▸ **BRIEF**
Every entry needs to be printed exactly, please.

▸ **LISTED ENTRIES**
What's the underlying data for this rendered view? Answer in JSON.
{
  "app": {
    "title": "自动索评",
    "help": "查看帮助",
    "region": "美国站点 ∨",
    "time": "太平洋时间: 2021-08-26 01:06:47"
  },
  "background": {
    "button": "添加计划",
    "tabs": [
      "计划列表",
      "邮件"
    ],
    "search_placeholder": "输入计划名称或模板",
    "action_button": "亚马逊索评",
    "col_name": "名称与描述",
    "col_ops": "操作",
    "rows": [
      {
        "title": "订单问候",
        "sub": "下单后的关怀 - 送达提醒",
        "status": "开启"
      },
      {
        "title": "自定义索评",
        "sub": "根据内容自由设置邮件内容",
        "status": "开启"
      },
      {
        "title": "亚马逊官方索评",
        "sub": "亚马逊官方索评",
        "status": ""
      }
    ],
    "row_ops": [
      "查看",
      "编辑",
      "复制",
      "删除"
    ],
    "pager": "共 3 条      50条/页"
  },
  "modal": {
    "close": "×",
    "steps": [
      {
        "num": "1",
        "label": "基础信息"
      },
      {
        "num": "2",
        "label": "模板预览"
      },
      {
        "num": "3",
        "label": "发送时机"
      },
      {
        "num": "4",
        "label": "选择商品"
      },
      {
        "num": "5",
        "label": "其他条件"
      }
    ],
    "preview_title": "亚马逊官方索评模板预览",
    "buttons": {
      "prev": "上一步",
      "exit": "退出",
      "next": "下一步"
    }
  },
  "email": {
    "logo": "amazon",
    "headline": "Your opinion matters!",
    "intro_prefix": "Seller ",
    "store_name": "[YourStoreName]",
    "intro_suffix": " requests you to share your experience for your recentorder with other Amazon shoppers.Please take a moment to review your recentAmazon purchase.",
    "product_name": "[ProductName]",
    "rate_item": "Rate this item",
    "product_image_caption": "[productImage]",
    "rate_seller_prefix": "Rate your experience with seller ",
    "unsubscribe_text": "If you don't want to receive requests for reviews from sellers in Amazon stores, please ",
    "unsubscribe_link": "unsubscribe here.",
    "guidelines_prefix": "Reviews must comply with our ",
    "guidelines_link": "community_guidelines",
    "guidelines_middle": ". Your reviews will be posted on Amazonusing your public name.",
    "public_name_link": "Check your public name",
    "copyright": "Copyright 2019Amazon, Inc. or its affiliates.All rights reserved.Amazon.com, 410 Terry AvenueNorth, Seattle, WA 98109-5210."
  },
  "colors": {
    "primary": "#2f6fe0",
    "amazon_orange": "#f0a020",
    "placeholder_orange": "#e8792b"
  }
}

▸ **RESPONSE**
What's the underlying data for this rendered view? Answer in JSON.
{
  "app": {
    "title": "自动索评",
    "help": "查看帮助",
    "region": "美国站点 ∨",
    "time": "太平洋时间: 2021-08-26 01:06:47"
  },
  "background": {
    "button": "添加计划",
    "tabs": [
      "计划列表",
      "邮件"
    ],
    "search_placeholder": "输入计划名称或模板",
    "action_button": "亚马逊索评",
    "col_name": "名称与描述",
    "col_ops": "操作",
    "rows": [
      {
        "title": "订单问候",
        "sub": "下单后的关怀 - 送达提醒",
        "status": "开启"
      },
      {
        "title": "自定义索评",
        "sub": "根据内容自由设置邮件内容",
        "status": "开启"
      },
      {
        "title": "亚马逊官方索评",
        "sub": "亚马逊官方索评",
        "status": ""
      }
    ],
    "row_ops": [
      "查看",
      "编辑",
      "复制",
      "删除"
    ],
    "pager": "共 3 条      50条/页"
  },
  "modal": {
    "close": "×",
    "steps": [
      {
        "num": "1",
        "label": "基础信息"
      },
      {
        "num": "2",
        "label": "模板预览"
      },
      {
        "num": "3",
        "label": "发送时机"
      },
      {
        "num": "4",
        "label": "选择商品"
      },
      {
        "num": "5",
        "label": "其他条件"
      }
    ],
    "preview_title": "亚马逊官方索评模板预览",
    "buttons": {
      "prev": "上一步",
      "exit": "退出",
      "next": "下一步"
    }
  },
  "email": {
    "logo": "amazon",
    "headline": "Your opinion matters!",
    "intro_prefix": "Seller ",
    "store_name": "[YourStoreName]",
    "intro_suffix": " requests you to share your experience for your recentorder with other Amazon shoppers.Please take a moment to review your recentAmazon purchase.",
    "product_name": "[ProductName]",
    "rate_item": "Rate this item",
    "product_image_caption": "[productImage]",
    "rate_seller_prefix": "Rate your experience with seller ",
    "unsubscribe_text": "If you don't want to receive requests for reviews from sellers in Amazon stores, please ",
    "unsubscribe_link": "unsubscribe here.",
    "guidelines_prefix": "Reviews must comply with our ",
    "guidelines_link": "community_guidelines",
    "guidelines_middle": ". Your reviews will be posted on Amazonusing your public name.",
    "public_name_link": "Check your public name",
    "copyright": "Copyright 2019Amazon, Inc. or its affiliates.All rights reserved.Amazon.com, 410 Terry AvenueNorth, Seattle, WA 98109-5210."
  },
  "colors": {
    "primary": "#2f6fe0",
    "amazon_orange": "#f0a020",
    "placeholder_orange": "#e8792b"
  }
}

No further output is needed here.